Our second SMG concert was held five days later in Joensuu at Kerubi, a short walk from the train station. Since I knew that SMG was travelling to their gigs by train, I had a sneaking suspicion that they would be on the Friday 2:51 p.m. train. No one told me anything about their travel plans; I just figured that with pre-concert preparations and sound checks, they would probably consider it a good idea to get to Joensuu by mid-afternoon. Just after 2:30 I left a secondhand bookstore on Suvantokatu and walked to the station. I didn’t have long to wait before I saw Joel and then the rest of the band, except Antti. (Turns out Antti was accompanying the equipment on a separate ride up there.) I was the unofficial Joensuu Welcoming Committee and chatted with the band during their very short walk to the Hotel Kimmel. During the walk I told Pauliina that I took her advice and did indeed find a copy of Terhi’s book Rajamaa at the Otava bookstore. I said that I would ask Terhi to sign it after the show, but then Pauliina said that her sister usually likes to hightail it to the hotel immediately after a concert, so it would be better to ask her now. I was hesitant about asking her mere moments after she got off the train, but Pauliina said she’d ask on my behalf. Terhi was most obliging and asked me my name, then told me she remembered me from our times when I saw three SMG concerts in 2004 (in Helsinki, Rovaniemi and Jyväskylä). She was considerate in asking me carefully how to spell my name. Once she was done I thanked her and said I’d see them all later at the concert.
Mark and I arrived at Kerubi at 9 p.m., an hour before the doors opened, and hung around the main level where the restaurant and bar are. We had never been there before so I had to ask where the stage was. It was upstairs. I took a short flight to the next level but couldn’t see much except a bar and stools. I had been noticing some people going up a different set of stairs, and at around 9:20 I poked my head up that way and saw a few people already there. Four people were even standing at the front of the stage. They had used this other staircase to access the second floor. Mark and I then went upstairs and stood between Terhi and Joel’s mikes.

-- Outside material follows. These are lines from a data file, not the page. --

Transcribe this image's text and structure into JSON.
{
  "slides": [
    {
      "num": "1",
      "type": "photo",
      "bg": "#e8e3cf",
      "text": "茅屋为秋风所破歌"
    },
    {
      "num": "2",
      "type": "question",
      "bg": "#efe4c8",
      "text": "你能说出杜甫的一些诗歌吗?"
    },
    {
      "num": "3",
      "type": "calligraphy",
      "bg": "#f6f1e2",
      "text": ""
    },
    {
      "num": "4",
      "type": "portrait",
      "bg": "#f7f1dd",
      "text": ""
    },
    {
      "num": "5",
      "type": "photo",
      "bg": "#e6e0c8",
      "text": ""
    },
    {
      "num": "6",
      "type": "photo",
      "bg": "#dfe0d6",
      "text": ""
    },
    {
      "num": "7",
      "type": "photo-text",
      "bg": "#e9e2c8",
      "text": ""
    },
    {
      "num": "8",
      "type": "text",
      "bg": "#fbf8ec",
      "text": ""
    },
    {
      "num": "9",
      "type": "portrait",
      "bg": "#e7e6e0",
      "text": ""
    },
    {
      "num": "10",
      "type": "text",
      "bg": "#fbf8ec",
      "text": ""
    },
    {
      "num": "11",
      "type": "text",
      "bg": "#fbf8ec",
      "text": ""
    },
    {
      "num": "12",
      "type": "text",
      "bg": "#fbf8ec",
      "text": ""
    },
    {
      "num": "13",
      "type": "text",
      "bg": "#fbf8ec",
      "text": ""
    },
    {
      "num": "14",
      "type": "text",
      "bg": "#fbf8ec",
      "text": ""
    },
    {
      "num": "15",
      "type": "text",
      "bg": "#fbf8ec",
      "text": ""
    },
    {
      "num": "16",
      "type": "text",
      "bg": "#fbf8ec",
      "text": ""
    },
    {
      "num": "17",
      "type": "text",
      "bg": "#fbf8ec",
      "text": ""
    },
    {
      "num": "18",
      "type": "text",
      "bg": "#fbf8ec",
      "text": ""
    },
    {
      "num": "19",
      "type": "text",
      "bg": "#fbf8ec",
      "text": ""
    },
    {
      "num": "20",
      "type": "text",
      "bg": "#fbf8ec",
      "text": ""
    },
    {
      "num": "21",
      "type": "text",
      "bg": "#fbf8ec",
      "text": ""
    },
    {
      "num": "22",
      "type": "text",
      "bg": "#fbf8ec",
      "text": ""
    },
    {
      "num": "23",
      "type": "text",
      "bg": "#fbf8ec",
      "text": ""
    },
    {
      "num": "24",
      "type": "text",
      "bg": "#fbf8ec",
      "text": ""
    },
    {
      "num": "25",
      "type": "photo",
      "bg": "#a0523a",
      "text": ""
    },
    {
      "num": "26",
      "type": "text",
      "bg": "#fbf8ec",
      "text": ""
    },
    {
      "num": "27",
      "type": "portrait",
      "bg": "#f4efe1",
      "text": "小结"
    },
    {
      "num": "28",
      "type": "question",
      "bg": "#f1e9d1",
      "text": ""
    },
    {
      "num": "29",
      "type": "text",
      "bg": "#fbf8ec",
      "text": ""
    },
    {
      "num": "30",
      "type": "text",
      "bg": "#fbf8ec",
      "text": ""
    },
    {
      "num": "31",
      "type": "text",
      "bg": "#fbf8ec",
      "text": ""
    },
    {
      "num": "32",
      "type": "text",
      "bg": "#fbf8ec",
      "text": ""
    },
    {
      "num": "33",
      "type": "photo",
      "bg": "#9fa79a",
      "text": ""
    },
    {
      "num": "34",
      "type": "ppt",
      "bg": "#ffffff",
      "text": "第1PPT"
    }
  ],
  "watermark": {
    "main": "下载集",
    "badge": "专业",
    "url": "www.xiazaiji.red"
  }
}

The show started on time at 10 p.m. and there were a few song changes. They didn’t perform “Terminal 2”, but did do “Ei paniikkia” and “Hölmö rakkaus”, two songs I knew they had also performed on this tour by consulting posted set lists. At the end of the first encore as he was walking offstage, Antti said to me as well as motioned for us to stay afterwards. And after their final single song in the second encore (“Hölmö rakkaus”) he did the same thing. We didn’t have a long wait before Antti came out to meet us, yet most of the audience had left. Antti went to the gate where a security officer was standing and called us to come through. We wended our way downstairs, through the kitchen and narrow hallways to the backstage. Pauliina held a bottle of champagne and Antti offered Mark and me a glass. He also offered us to take anything from the table set out with food, but we didn’t, as that was for the band who had just spent an hour and a half onstage and well deserved it.
I reintroduced myself to some of the band members, like Oskari and Miika, and explained how I became interested in the band. I have to admit that it must seem pretty strange to have a Canadian fan not even of Finnish descent take to their music so fondly. We all spoke in English, with me interjecting a few sentences in Finnish, yet found it most considerate when Antti and Joel had a short exchange exclusively in English.
Scandinavian Music Group in concert in Joensuu
Me and Antti after the Joensuu show
Joel, me and Terhi. I am looking at Joel’s phone for the photo while Terhi is looking at Mark’s.
All of us looking into Joel’s camera